Students campaign to save a hospital
By Martha Nolan McKenzie
The commissioners voted to approve the nonprofit agreement that was critical in ensuring the beleaguered public hospital’s survival. This past spring, the Fulton-DeKalb Hospital Authority approved restructuring Grady’s management as a nonprofit board, clearing the way for a promised influx of $200 million and preventing the hospital’s closure. A small but dedicated group of students can claim some of the credit for that victory.
“HealthSTAT has been a pivotal force in the Grady discussion,” says Arthur Kellermann, associate dean for health policy in Emory’s medical school. “I have seen national professional associations with multi-million-dollar budgets that are not nearly as well organized, focused, and disciplined as HealthSTAT. I’m still trying to figure out where they learned this.”
The organization got its start in 2001, when a handful of medical students from Emory and Morehouse got into a discussion about the problems of people who lack insurance. They decided they could make a difference through advocacy, and their first effort was a candlelight vigil to raise awareness of the plight of the uninsured.
From those humble roots, HealthSTAT has grown into a sophisticated lobbying/advocacy nonprofit with student members from across health professions, including nursing, pharmacy, physical therapy, and public health, from five Georgia schools. The group honed its focus on three issues: health disparities and access to care, childhood obesity, and HIV/AIDS.
When the survival of debt-plagued Grady fell into jeopardy last year, HealthSTAT took on the cause in trademark fashion. Before they launched their first effort, they organized an information-gathering panel composed of Grady stakeholders and decision-makers, including the Fulton County commissioners, state legislators, and Grady’s chief of medicine.
“We wanted to bring a variety of perspectives together to educate students on what was at stake, who the stakeholders were, what challenges faced Grady, and what solutions were possible,” says Kate Neuhausen, 08M, who co-coordinated HealthSTAT’s Grady campaign as a fourth-year medical student. “We were overwhelmed by the student turnout. More than 200 students were involved.”
One of the group’s first moves set the tone for the entire campaign. Up to that point, public discussion had centered on “saving” Grady. “We didn’t want to portray the hospital as something that needed saving. We wanted a message that conveyed the strength of Grady and how vital it is not just to Atlanta but to the state,” says Neuhausen.
The students came up with a slogan, and the campaign was off and running. HealthSTAT printed 4,000 “Grady Is Vital” buttons and passed them out to students, faculty, employees, Atlanta Chamber of Commerce members, and county and state officials. They printed and mailed 5,000 postcards with the names and numbers of Fulton and DeKalb commissioners, urging people to call in their support of Grady. They organized a letter-writing campaign and delivered—in front of the media—more than 500 handwritten letters to Georgia’s governor, lieutenant governor, and house speaker. And they organized a rally attended by 350 students, residents, and faculty.
HealthSTAT ran training sessions for its members to teach them how to effectively meet with county officials and legislators.

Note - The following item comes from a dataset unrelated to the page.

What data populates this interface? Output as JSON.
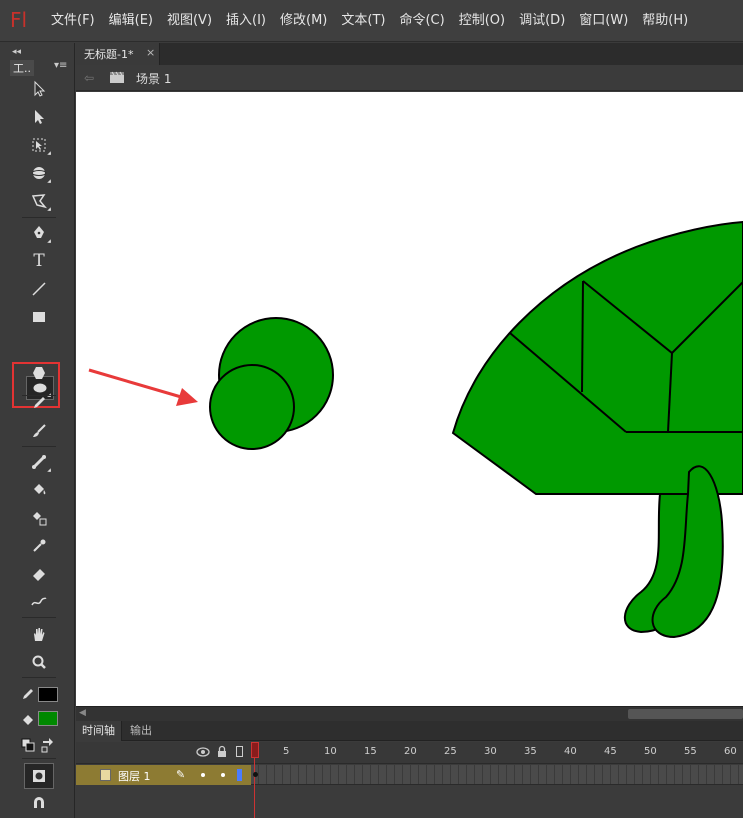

It armed its members with concise, sophisticated fact sheets detailing different facets of Grady’s role—as the only Level 1 trauma center for Atlanta and North Georgia, as a safety net for indigent patients, as the training ground for one out of every four doctors in the state. And it organized student- and resident-run tours of Grady for legislators. After attending one of the tours, Rep. Edward Lindsey told fellow legislators that it was the most eye-opening experience of his four years in the state legislature, according to Andrew Kobylivker, 03M, an internal medicine resident and Grady tour organizer.

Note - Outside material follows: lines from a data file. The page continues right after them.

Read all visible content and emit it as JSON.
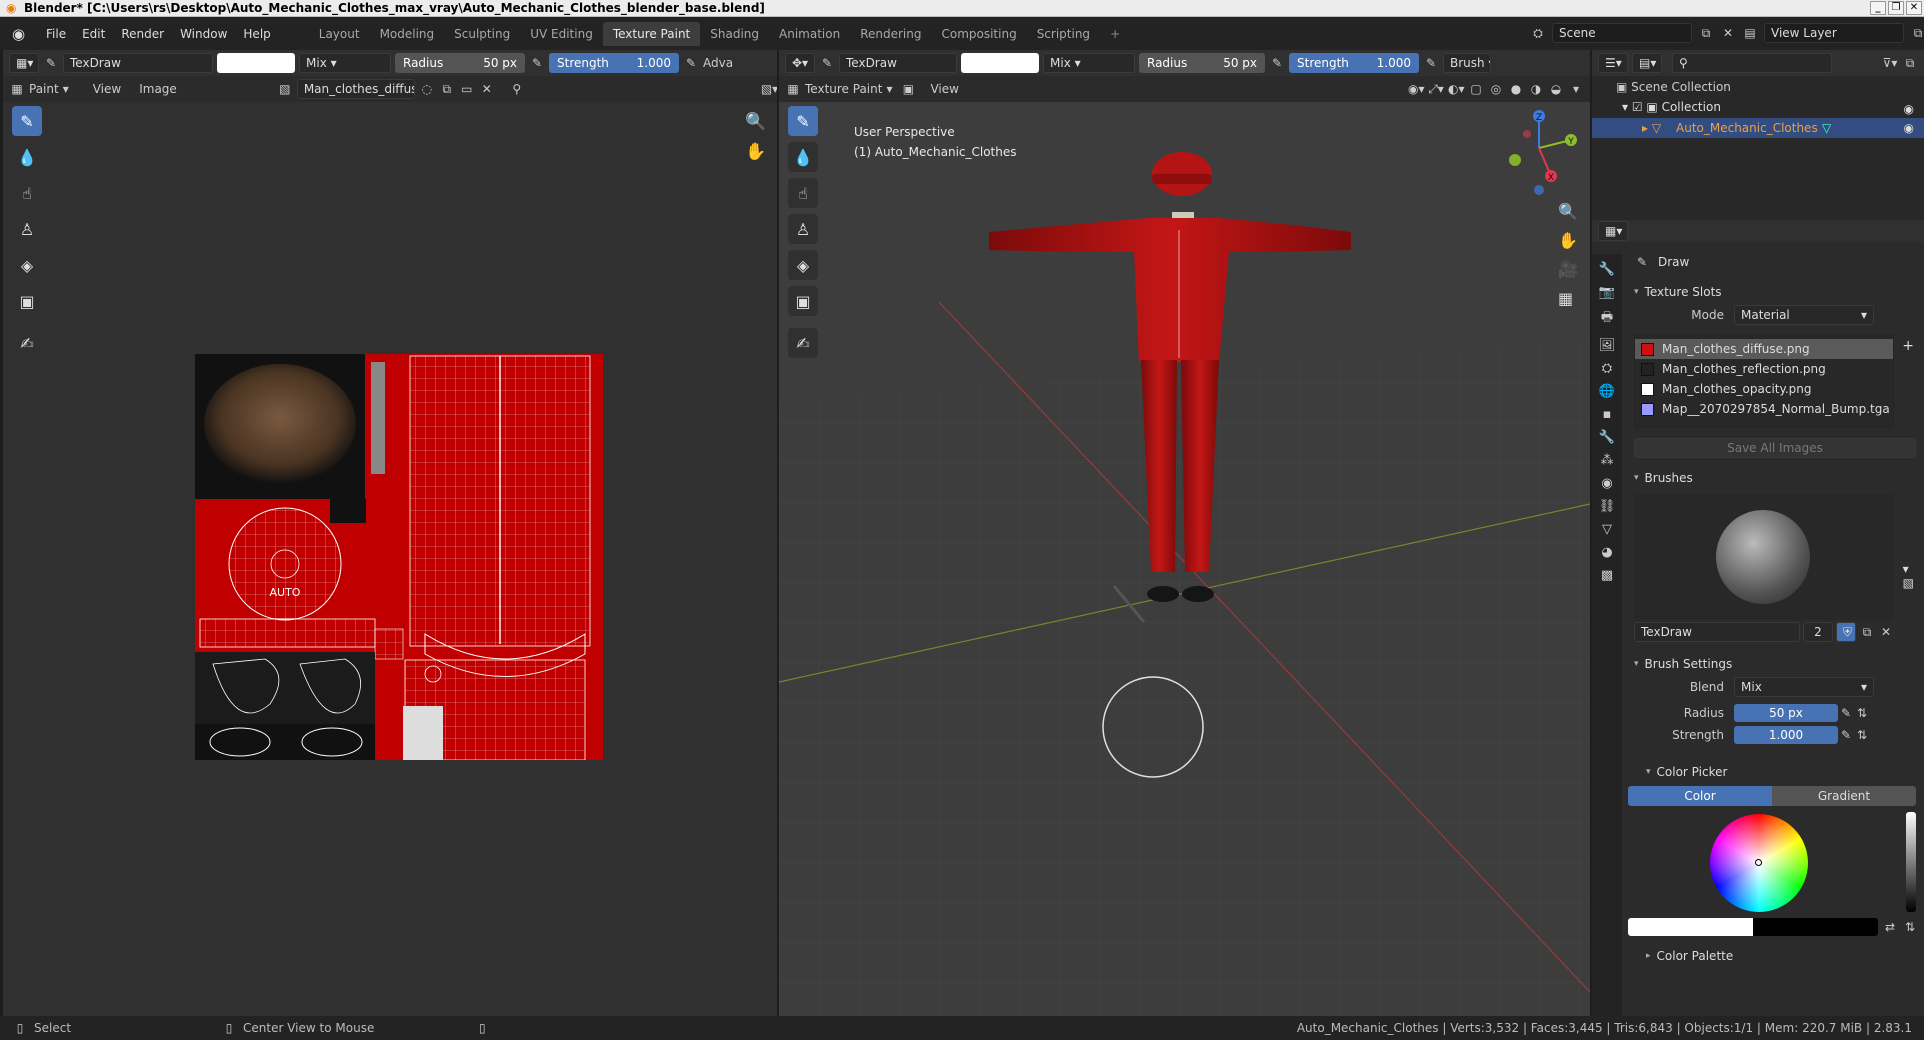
{
  "window": {
    "title": "Blender* [C:\\Users\\rs\\Desktop\\Auto_Mechanic_Clothes_max_vray\\Auto_Mechanic_Clothes_blender_base.blend]"
  },
  "menu": [
    "File",
    "Edit",
    "Render",
    "Window",
    "Help"
  ],
  "workspaces": [
    "Layout",
    "Modeling",
    "Sculpting",
    "UV Editing",
    "Texture Paint",
    "Shading",
    "Animation",
    "Rendering",
    "Compositing",
    "Scripting",
    "+"
  ],
  "scene": {
    "name": "Scene",
    "view_layer": "View Layer"
  },
  "image_editor": {
    "brush": "TexDraw",
    "blend": "Mix",
    "radius_label": "Radius",
    "radius": "50 px",
    "strength_label": "Strength",
    "strength": "1.000",
    "adv": "Adva",
    "mode": "Paint",
    "menus": [
      "View",
      "Image"
    ],
    "image_name": "Man_clothes_diffuse...",
    "uv_label": "AUTO"
  },
  "viewport": {
    "brush": "TexDraw",
    "blend": "Mix",
    "radius_label": "Radius",
    "radius": "50 px",
    "strength_label": "Strength",
    "strength": "1.000",
    "brush_menu": "Brush",
    "mode": "Texture Paint",
    "menus": [
      "View"
    ],
    "perspective": "User Perspective",
    "object": "(1) Auto_Mechanic_Clothes",
    "gizmo": {
      "x": "X",
      "y": "Y",
      "z": "Z"
    }
  },
  "outliner": {
    "root": "Scene Collection",
    "collection": "Collection",
    "object": "Auto_Mechanic_Clothes"
  },
  "properties": {
    "tool": "Draw",
    "texture_slots": {
      "title": "Texture Slots",
      "mode_label": "Mode",
      "mode": "Material",
      "slots": [
        {
          "name": "Man_clothes_diffuse.png",
          "color": "#cc1111"
        },
        {
          "name": "Man_clothes_reflection.png",
          "color": "#222222"
        },
        {
          "name": "Man_clothes_opacity.png",
          "color": "#ffffff"
        },
        {
          "name": "Map__2070297854_Normal_Bump.tga",
          "color": "#9a9aff"
        }
      ],
      "save_all": "Save All Images"
    },
    "brushes": {
      "title": "Brushes",
      "name": "TexDraw",
      "users": "2"
    },
    "brush_settings": {
      "title": "Brush Settings",
      "blend_label": "Blend",
      "blend": "Mix",
      "radius_label": "Radius",
      "radius": "50 px",
      "strength_label": "Strength",
      "strength": "1.000"
    },
    "color_picker": {
      "title": "Color Picker",
      "tab_color": "Color",
      "tab_gradient": "Gradient"
    },
    "color_palette": {
      "title": "Color Palette"
    }
  },
  "status": {
    "select": "Select",
    "center": "Center View to Mouse",
    "stats": "Auto_Mechanic_Clothes | Verts:3,532 | Faces:3,445 | Tris:6,843 | Objects:1/1 | Mem: 220.7 MiB | 2.83.1"
  },
  "colors": {
    "accent": "#4772b3",
    "cloth": "#b31212",
    "bg": "#303030"
  }
}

And, of course, HealthSTAT members turned out in force at the Fulton and DeKalb commission votes on the fate of Grady. “Much of their strength comes from the fact that they don’t play to the stereotype of lobbyists,” says Kellermann. “They are young, idealistic, committed, and broke. They are naturally sympathetic. You can’t saddle them with any special-interest motives. You can just be amazed that they took time out from their demanding schedules to come out to speak. That is what made them so powerful.”

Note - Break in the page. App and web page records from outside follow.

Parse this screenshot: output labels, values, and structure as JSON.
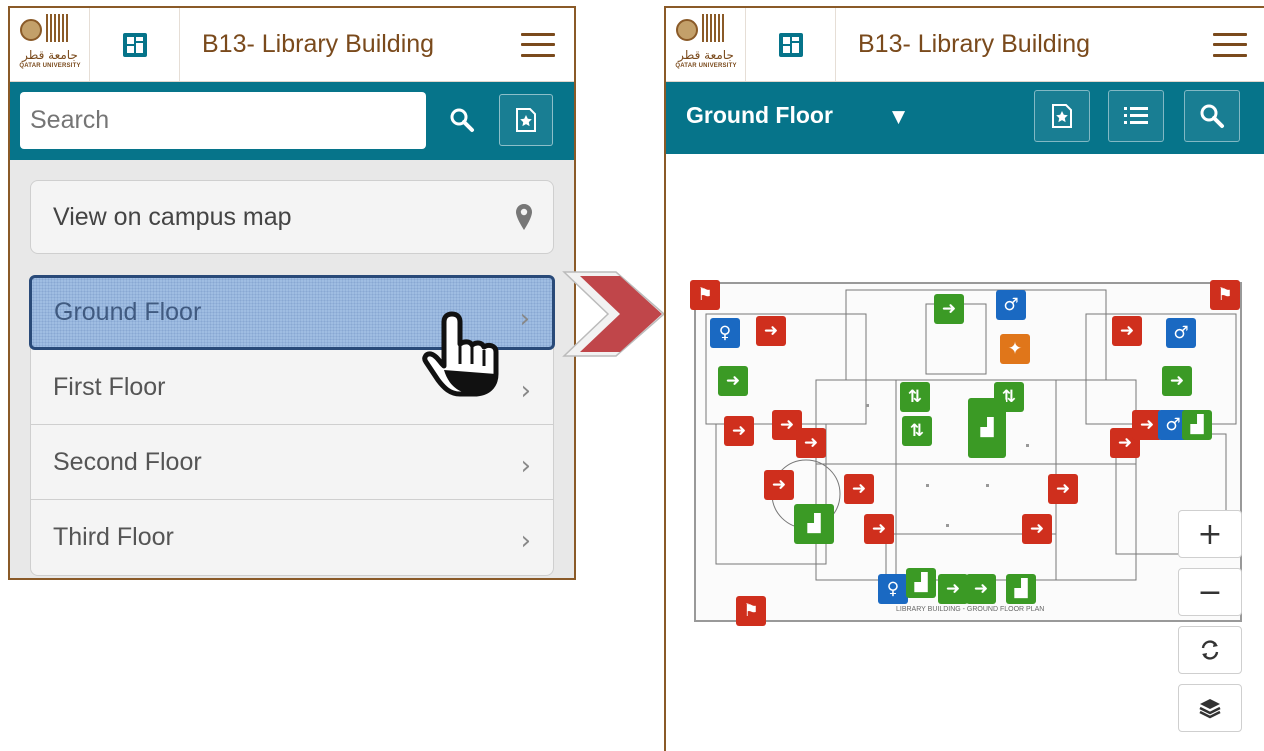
{
  "header": {
    "building_title": "B13- Library Building",
    "logo_arabic": "جامعة قطر",
    "logo_english": "QATAR UNIVERSITY"
  },
  "left_screen": {
    "search": {
      "placeholder": "Search",
      "value": ""
    },
    "campus_map_label": "View on campus map",
    "floors": [
      {
        "label": "Ground Floor",
        "selected": true
      },
      {
        "label": "First Floor",
        "selected": false
      },
      {
        "label": "Second Floor",
        "selected": false
      },
      {
        "label": "Third Floor",
        "selected": false
      }
    ]
  },
  "right_screen": {
    "current_floor": "Ground Floor",
    "plan_caption": "LIBRARY BUILDING - GROUND FLOOR PLAN",
    "zoom_in": "+",
    "zoom_out": "−"
  },
  "colors": {
    "brand_brown": "#7a4a1c",
    "toolbar_teal": "#06748a",
    "selection_blue": "#9fbde2",
    "exit_red": "#cf2f1d",
    "stairs_green": "#3b9a25",
    "restroom_blue": "#1a69c2",
    "arrow_red": "#c0464a"
  },
  "icons": [
    "map-icon",
    "menu-icon",
    "search-icon",
    "bookmark-star-icon",
    "location-pin-icon",
    "chevron-right-icon",
    "hand-pointer-icon",
    "list-icon",
    "refresh-icon",
    "layers-icon"
  ]
}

Even though Grady is governed by the new nonprofit board and has received funds for capital equipment from the Robert W. Woodruff Foundation, HealthSTAT’s efforts are not through. “We see Grady as the canary in the coal mine,” says Neuhausen. “Grady is in crisis because of the crisis of the uninsured in Georgia. We’ll continue advocating for Grady but also for larger issues that have contributed to the crisis at public hospitals.”